2. Also called lycopod. any club moss of the genus Lycopodium, bearing cones at the tips of erect branches, as the ground pine.
[1590–1600]
ThesaurusAntonymsRelated WordsSynonymsLegend:
Noun1.lycopod - primitive evergreen moss-like plant with spores in club-shaped strobileslycopod - primitive evergreen moss-like plant with spores in club-shaped strobiles
fern ally - pteridophytes of other classes than Filicopsida
strobile, strobilus, cone - cone-shaped mass of ovule- or spore-bearing scales or bracts
class Lycopodiate, class Lycopsida, Lycopodiate, Lycopsida - club mosses and related forms: includes Lycopodiales; Isoetales; Selaginellales; and extinct Lepidodendrales; sometimes considered a subdivision of Tracheophyta
Lycopodium lucidulum, shining clubmoss - a variety of club moss
alpine clubmoss, Lycopodium alpinum - a variety of club moss
fir clubmoss, little clubmoss, Lycopodium selago, mountain clubmoss - of northern Europe and America; resembling a miniature fir

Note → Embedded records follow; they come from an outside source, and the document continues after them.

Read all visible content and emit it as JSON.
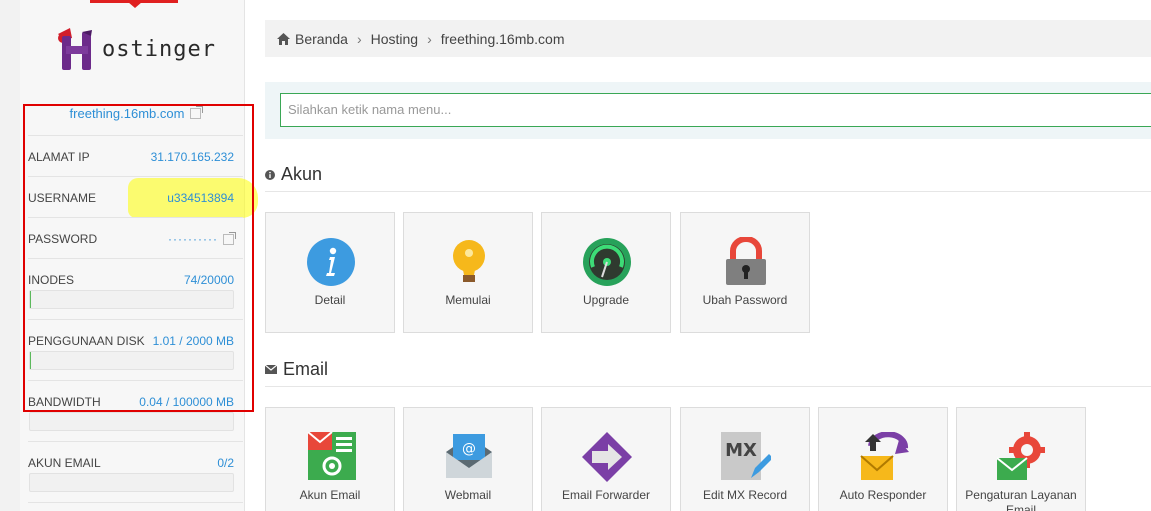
{
  "brand": {
    "logo_text": "ostinger"
  },
  "sidebar": {
    "domain": "freething.16mb.com",
    "rows": {
      "ip": {
        "label": "ALAMAT IP",
        "value": "31.170.165.232"
      },
      "username": {
        "label": "USERNAME",
        "value": "u334513894"
      },
      "password": {
        "label": "PASSWORD",
        "value": "··········"
      },
      "inodes": {
        "label": "INODES",
        "value": "74/20000",
        "usage": 0.0037
      },
      "disk": {
        "label": "PENGGUNAAN DISK",
        "value": "1.01 / 2000 MB",
        "usage": 0.0005
      },
      "bandwidth": {
        "label": "BANDWIDTH",
        "value": "0.04 / 100000 MB",
        "usage": 0.0
      },
      "email": {
        "label": "AKUN EMAIL",
        "value": "0/2",
        "usage": 0.0
      }
    }
  },
  "breadcrumb": {
    "home": "Beranda",
    "level1": "Hosting",
    "level2": "freething.16mb.com"
  },
  "search": {
    "placeholder": "Silahkan ketik nama menu..."
  },
  "sections": {
    "akun": {
      "title": "Akun",
      "tiles": [
        "Detail",
        "Memulai",
        "Upgrade",
        "Ubah Password"
      ]
    },
    "email": {
      "title": "Email",
      "tiles": [
        "Akun Email",
        "Webmail",
        "Email Forwarder",
        "Edit MX Record",
        "Auto Responder",
        "Pengaturan Layanan Email"
      ]
    }
  },
  "colors": {
    "accent": "#2e8fd6",
    "success": "#3aa755",
    "annotation_red": "#e00000",
    "annotation_yellow": "#ffff00"
  },
  "icons": {
    "info": "info-icon",
    "bulb": "lightbulb-icon",
    "gauge": "speedometer-icon",
    "lock": "padlock-icon",
    "email_accounts": "email-accounts-icon",
    "webmail": "webmail-icon",
    "forwarder": "forward-arrow-icon",
    "mx": "mx-record-edit-icon",
    "responder": "auto-responder-icon",
    "email_settings": "email-settings-icon"
  }
}
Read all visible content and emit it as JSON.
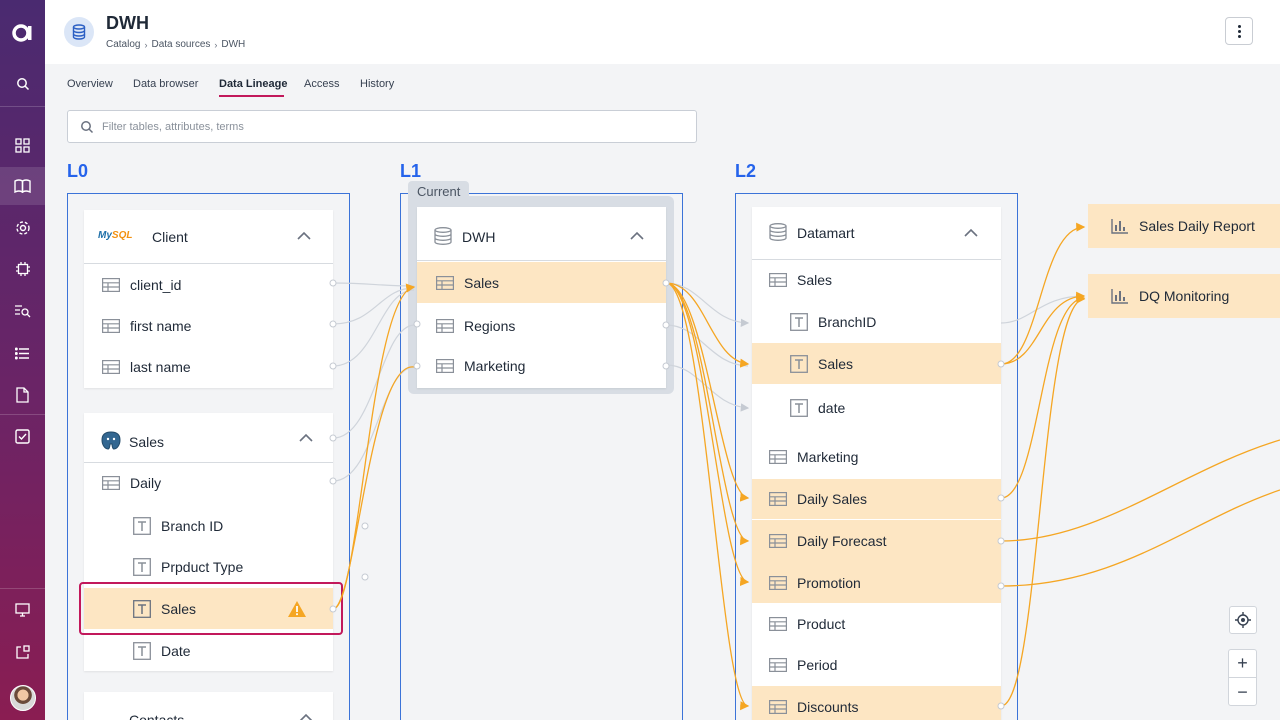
{
  "sidebar": {
    "logo": "a",
    "icons": [
      "search-icon",
      "dashboard-icon",
      "book-icon",
      "gear-icon",
      "chip-icon",
      "query-icon",
      "list-icon",
      "document-icon",
      "checkbox-icon",
      "monitor-icon",
      "share-icon"
    ]
  },
  "header": {
    "title": "DWH",
    "breadcrumb": [
      "Catalog",
      "Data sources",
      "DWH"
    ]
  },
  "tabs": [
    "Overview",
    "Data browser",
    "Data Lineage",
    "Access",
    "History"
  ],
  "active_tab": "Data Lineage",
  "search": {
    "placeholder": "Filter tables, attributes, terms",
    "value": ""
  },
  "levels": {
    "l0": {
      "label": "L0",
      "client": {
        "title": "Client",
        "rows": [
          "client_id",
          "first name",
          "last name"
        ]
      },
      "sales": {
        "title": "Sales",
        "table": "Daily",
        "attrs": [
          "Branch ID",
          "Prpduct Type",
          "Sales",
          "Date"
        ]
      },
      "third_card": "Contacts"
    },
    "l1": {
      "label": "L1",
      "current_tag": "Current",
      "dwh": {
        "title": "DWH",
        "rows": [
          "Sales",
          "Regions",
          "Marketing"
        ]
      }
    },
    "l2": {
      "label": "L2",
      "datamart": {
        "title": "Datamart",
        "rows": [
          "Sales",
          "BranchID",
          "Sales",
          "date",
          "Marketing",
          "Daily Sales",
          "Daily Forecast",
          "Promotion",
          "Product",
          "Period",
          "Discounts"
        ]
      }
    },
    "l3": {
      "reports": [
        "Sales Daily Report",
        "DQ Monitoring"
      ]
    }
  },
  "zoom": {
    "in": "+",
    "out": "−"
  },
  "colors": {
    "accent": "#c2185b",
    "level": "#2563eb",
    "highlight": "#fde6c3",
    "lineage": "#f5a623"
  }
}
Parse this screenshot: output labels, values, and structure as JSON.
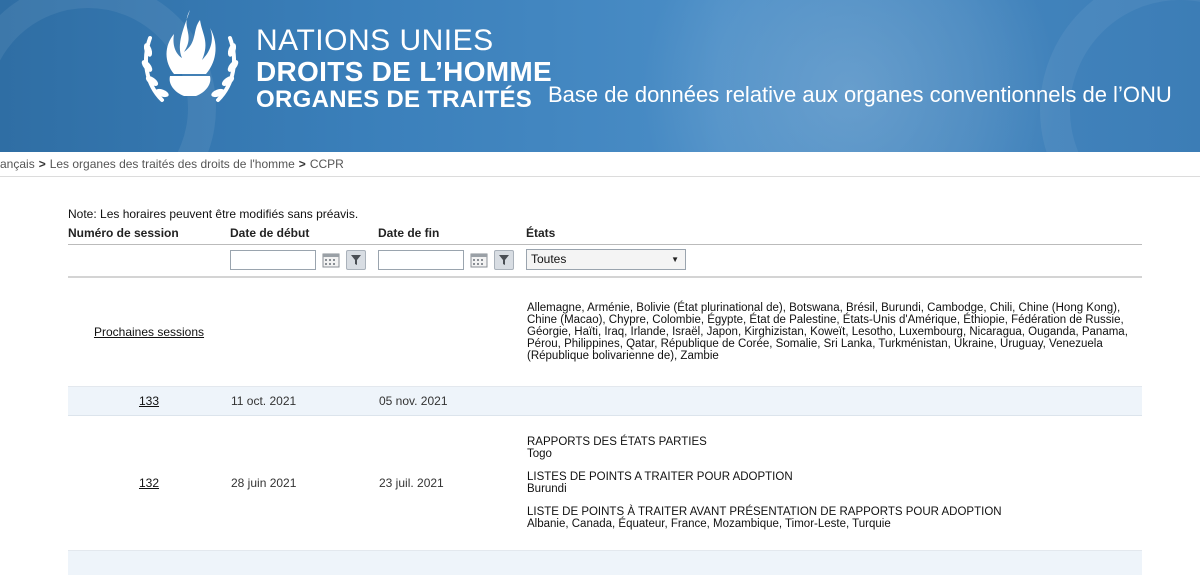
{
  "header": {
    "org_line1": "NATIONS UNIES",
    "org_line2": "DROITS DE L’HOMME",
    "org_line3": "ORGANES DE TRAITÉS",
    "db_title": "Base de données relative aux organes conventionnels de l’ONU"
  },
  "breadcrumb": [
    "ançais",
    "Les organes des traités des droits de l'homme",
    "CCPR"
  ],
  "note": "Note: Les horaires peuvent être modifiés sans préavis.",
  "table": {
    "headers": {
      "session": "Numéro de session",
      "start": "Date de début",
      "end": "Date de fin",
      "states": "États"
    },
    "filters": {
      "start_value": "",
      "end_value": "",
      "states_selected": "Toutes"
    },
    "upcoming": {
      "label": "Prochaines sessions",
      "states": "Allemagne, Arménie, Bolivie (État plurinational de), Botswana, Brésil, Burundi, Cambodge, Chili, Chine (Hong Kong), Chine (Macao), Chypre, Colombie, Égypte, État de Palestine, États-Unis d'Amérique, Éthiopie, Fédération de Russie, Géorgie, Haïti, Iraq, Irlande, Israël, Japon, Kirghizistan, Koweït, Lesotho, Luxembourg, Nicaragua, Ouganda, Panama, Pérou, Philippines, Qatar, République de Corée, Somalie, Sri Lanka, Turkménistan, Ukraine, Uruguay, Venezuela (République bolivarienne de), Zambie"
    },
    "rows": [
      {
        "session": "133",
        "start": "11 oct. 2021",
        "end": "05 nov. 2021",
        "agenda": []
      },
      {
        "session": "132",
        "start": "28 juin 2021",
        "end": "23 juil. 2021",
        "agenda": [
          {
            "title": "RAPPORTS DES ÉTATS PARTIES",
            "states": "Togo"
          },
          {
            "title": "LISTES DE POINTS A TRAITER POUR ADOPTION",
            "states": "Burundi"
          },
          {
            "title": "LISTE DE POINTS À TRAITER AVANT PRÉSENTATION DE RAPPORTS POUR ADOPTION",
            "states": "Albanie, Canada, Équateur, France, Mozambique, Timor-Leste, Turquie"
          }
        ]
      }
    ]
  },
  "icons": {
    "logo": "un-human-rights-emblem-icon",
    "calendar": "calendar-icon",
    "filter": "filter-funnel-icon",
    "dropdown": "chevron-down-icon"
  },
  "colors": {
    "banner": "#3a7fba",
    "row_highlight": "#eef4fa"
  }
}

Christmas green, ground pine - any of several club mosses having long creeping stems and erect branches
little club moss, spike moss, spikemoss - any of numerous fern allies of the genus Selaginella
References in periodicals archive ?
This phase, at the transition of Griesbachian and Dienerian, is a time of major change with continuous decrease in Gymnosperm abundance while the lycopod abundance increases.
The forests in Svalbard were formed mainly of lycopod trees, better known for growing millions of years later in coal swamps that eventually turned into coal deposits.
The Carboniferous fossil lycopod Ulodendron landsburgii (Kidston) comb.
The droplets, or blebs, date to the Carboniferous period, when swampy forests of ferns and giant lycopod trees dominated the Earth.
Plants such as this one from the lycopod family existed as far back as 400 million years ago, according to fossil records.
Like conquerors splitting up a vanquished land, various lycopod species divided the swampland among themselves.
The lycopod leaf is considered by others to represent an enation, that is, a leaf arising de novo from a naked axis, and secondarily developing a single vein.
Ferns and lycopods - a potential treasury of anticancer agents but also a carcinogenic hazard.
In biyophytes and lycopods, on the contrary, a parietal tapetum is omnipresent (Pacini et al.